  2. Seed-making is the last step in a plant’s life cycle and signals the end of flowering. Seeds= no more flowers!

As gardeners, we always try to maximize on the amount of flowers we can get from a plant. We do this by fertilizing, pruning AND deadheading. If you let your plants form seeds, the plant will stop producing flowers. Deadheading also increases the attractiveness of your plants, by removing unsightly decaying petals and such. You can remove many dead flowers by hand but, if it proves difficult, use a pair of pruning shears. So, for the most attractive, abundant flowering plants, don’t forget to deadhead!

Deadheading rose bush using hand pruners

Mulch as Insulation

Many already use mulch to keep down weeds or to keep plants warm in the winter. But, did you know that those same insulating properties apply to hot weather too? That’s right! A few inches of mulch can reduce soil temperature by a few degrees, protecting fragile roots from the heat and reducing evaporation. Plus, many organic types of mulch have the added bonus of making your garden look attractive and clean. Many forms of yard debris make great mulch, including the leaves and twigs of any shrubs you may have pruned and any spent flowers you may have deadheaded. You can also purchase new mulch at the nursery: compost, bark and pebbles work well to keep the soil cool and moist on even the hottest day!

Mulch can insulate against summer heat

Fall Gardening: start now!

If you want to have any fall vegetables, like kale (Brassica oleracea) and other leafy greens, start them inside in early August for transplanting in early September. Or you can plant them right in the garden, if you have the space. These hardier vegetables can handle colder evenings and will be available for harvest until the end of the year. You can find seeds and starts at Furney’s for all your fall gardening needs. The following vegetables can all be planted now for a fall harvest!

Start fall vegetables inside in early August Salad greens: spinach, lettuce, arugula, kale, swiss chard (pictured above) and more! Plant all your favorite salad greens for an autumn treat.

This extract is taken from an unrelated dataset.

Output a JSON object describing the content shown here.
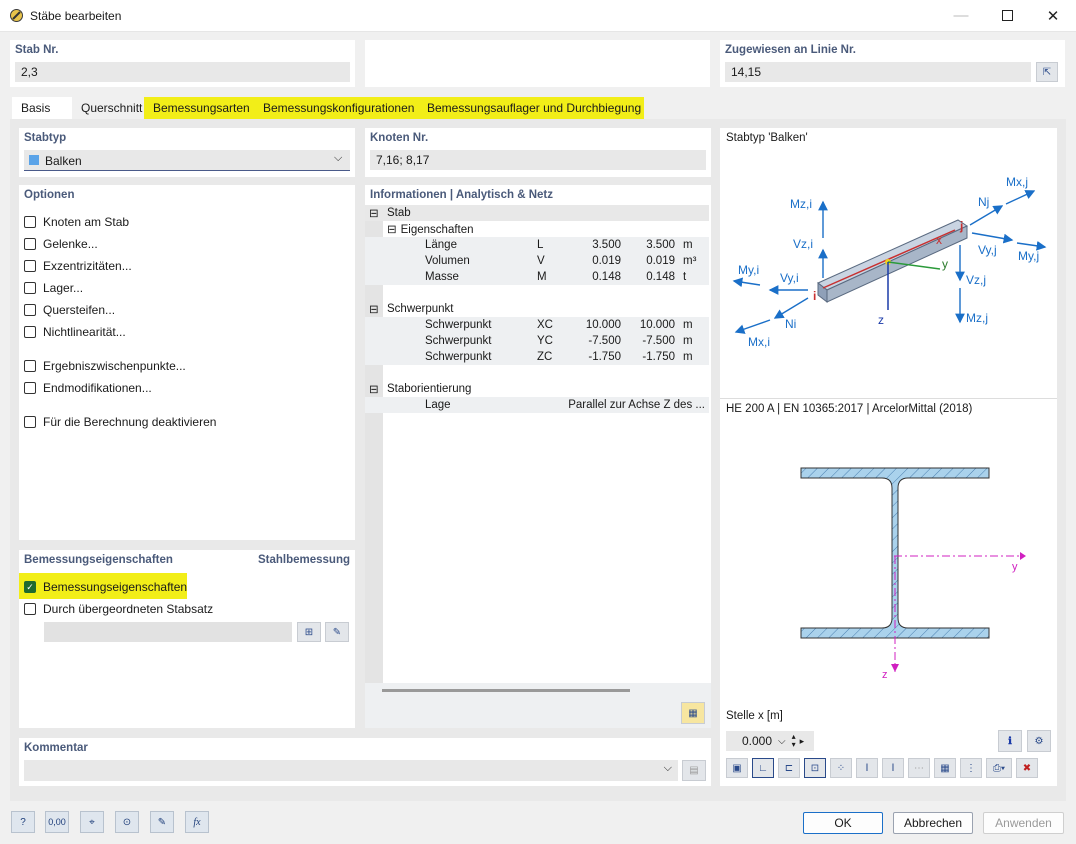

You can place them close together to make a green edible carpet you can pick from daily.

Cabbage family: broccoli, cabbage, brussel sprouts and cauliflower all love the cool fall climate. Some will even overwinter, giving early spring snacks for eager gardeners.

Root crops: parsnips, beets, carrots and radishes find deep growth in the cool soil of late summer and early fall. Plant several rows of each and harvest them slowly, throughout the winter. Mature roots will be preserved in the cold soil so you can pick them whenever you like!

There are a few things to keep in mind when gardening in the fall. First, make sure you plant crops in a different place than you planted them in spring. Planting the same thing in the same spot is an invitation for disease. Many pests return or stay in the soil, waiting to feed again. So, keep those vegetables rotating around the garden!

You can extend the season by creating warm places for your plants to seek shelter from the cold winds and driving rains of late fall. Cover them with a cold frame or cloche, to increase the air and soil temperature and to protect them from the elements. Cold frames and cloches are basically mini-portable greenhouses. You can make your own from old windows, sheet plastic in a frame or even old pop bottles, with the bottom cut off. However, if that seems like too much time and trouble, come down to Furney’s to see our premade selection of cold frames and cloches. While you are here, pick up some fall veggies and talk to our talented garden professionals about your fall gardening plans!

You can extend the season by creating warm places for your plants